Billy Bragg is a living legend of the British punk and folk music scenes who writes about politics and romance with equal passion. He’s also an activist for progressive causes, known on both sides of the Atlantic. This spring he released his twelfth studio album, Mr. Love & Justice (Anti-Records).
You recently published an op-ed in the New York Times about musicians’ rights on social networking sites like Bebo.
I wrote the op-ed about Bebo to highlight the question of how people who contribute content to Internet sites should be rewarded for their contribution. [The companies are] building their business on free content and yet when they monetize that free content, they walk away with close to $650 million from the sale. It does raise the question of whether those contributions should have been rewarded, because it is the content that creates those communities, rather than the host.
What’s the best way to monetize that contribution?
The way that the music industry has done it so far is to go after the users. I prefer a different model. Users don’t pay for radio. But that doesn’t mean it’s not being paid for. The business is paying because it uses the songs to attract advertising, and it pays some of the advertising revenue to the content providers. Rather than trying to criminalize their audiences, we should be looking at the business models that use music to attract advertisers and build community. People have said that websites give people free publicity. But I don’t see how that’s different than radio. Radio still pays a royalty. It’s music and the ability to hear and exchange music that’s driving a lot of the technology. Everyone says that music has value–I think they question whether it has a price. The users have found that it’s very easy to get music, and unfortunately business has decided that music doesn’t have a price anymore.
Do kids today expect everything to be free?
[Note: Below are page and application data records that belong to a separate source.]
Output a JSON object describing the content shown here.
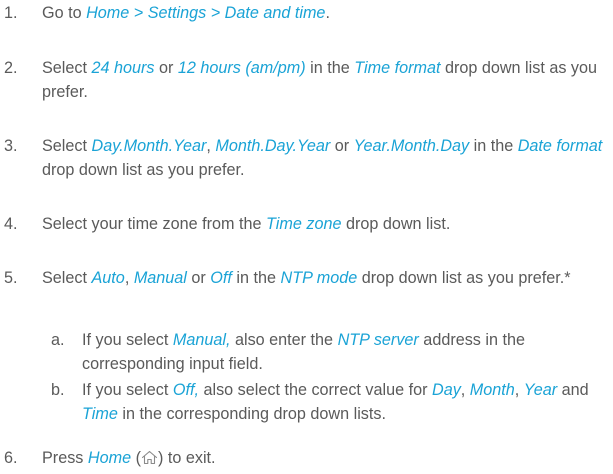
{
  "steps": [
    {
      "num": "1.",
      "parts": [
        {
          "t": "Go to "
        },
        {
          "t": "Home > Settings > Date and time",
          "hl": true
        },
        {
          "t": "."
        }
      ]
    },
    {
      "num": "2.",
      "parts": [
        {
          "t": "Select "
        },
        {
          "t": "24 hours",
          "hl": true
        },
        {
          "t": " or "
        },
        {
          "t": "12 hours (am/pm)",
          "hl": true
        },
        {
          "t": " in the "
        },
        {
          "t": "Time format",
          "hl": true
        },
        {
          "t": " drop down list as you prefer."
        }
      ]
    },
    {
      "num": "3.",
      "parts": [
        {
          "t": "Select "
        },
        {
          "t": "Day.Month.Year",
          "hl": true
        },
        {
          "t": ", "
        },
        {
          "t": "Month.Day.Year",
          "hl": true
        },
        {
          "t": " or "
        },
        {
          "t": "Year.Month.Day",
          "hl": true
        },
        {
          "t": " in the "
        },
        {
          "t": "Date format",
          "hl": true
        },
        {
          "t": " drop down list as you prefer."
        }
      ]
    },
    {
      "num": "4.",
      "parts": [
        {
          "t": "Select your time zone from the "
        },
        {
          "t": "Time zone",
          "hl": true
        },
        {
          "t": " drop down list."
        }
      ]
    },
    {
      "num": "5.",
      "parts": [
        {
          "t": "Select "
        },
        {
          "t": "Auto",
          "hl": true
        },
        {
          "t": ", "
        },
        {
          "t": "Manual",
          "hl": true
        },
        {
          "t": " or "
        },
        {
          "t": "Off",
          "hl": true
        },
        {
          "t": " in the "
        },
        {
          "t": "NTP mode",
          "hl": true
        },
        {
          "t": " drop down list as you prefer.*"
        }
      ],
      "sub": [
        {
          "num": "a.",
          "parts": [
            {
              "t": "If you select "
            },
            {
              "t": "Manual,",
              "hl": true
            },
            {
              "t": " also enter the "
            },
            {
              "t": "NTP server",
              "hl": true
            },
            {
              "t": " address in the corresponding input field."
            }
          ]
        },
        {
          "num": "b.",
          "parts": [
            {
              "t": "If you select "
            },
            {
              "t": "Off,",
              "hl": true
            },
            {
              "t": " also select the correct value for "
            },
            {
              "t": "Day",
              "hl": true
            },
            {
              "t": ", "
            },
            {
              "t": "Month",
              "hl": true
            },
            {
              "t": ", "
            },
            {
              "t": "Year",
              "hl": true
            },
            {
              "t": " and "
            },
            {
              "t": "Time",
              "hl": true
            },
            {
              "t": " in the corresponding drop down lists."
            }
          ]
        }
      ]
    },
    {
      "num": "6.",
      "parts": [
        {
          "t": "Press "
        },
        {
          "t": "Home",
          "hl": true
        },
        {
          "t": " ("
        },
        {
          "icon": "home-icon"
        },
        {
          "t": ") to exit."
        }
      ]
    }
  ],
  "colors": {
    "text": "#5a5a5a",
    "highlight": "#1aa3d6"
  }
}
It isn’t a different impulse than me taping John Peel’s radio show in the evening. I couldn’t listen to that entire show. I didn’t like everything I heard. Half of it was horrible to my late-teen ears. But that’s where I first heard the Sex Pistols. Now, we all know radio’s become a lot less diverse since then. So the Interent offers the potential for hearing other things that you wouldn’t necessarily hear. I would be a fool if I came out against that. I really don’t want to criminalize that process. The people walking away with the big bucks are not the kid who’s downloading, filling his iPod with free music. It makes a lot more sense for us to be talking to the multinational conglomerates.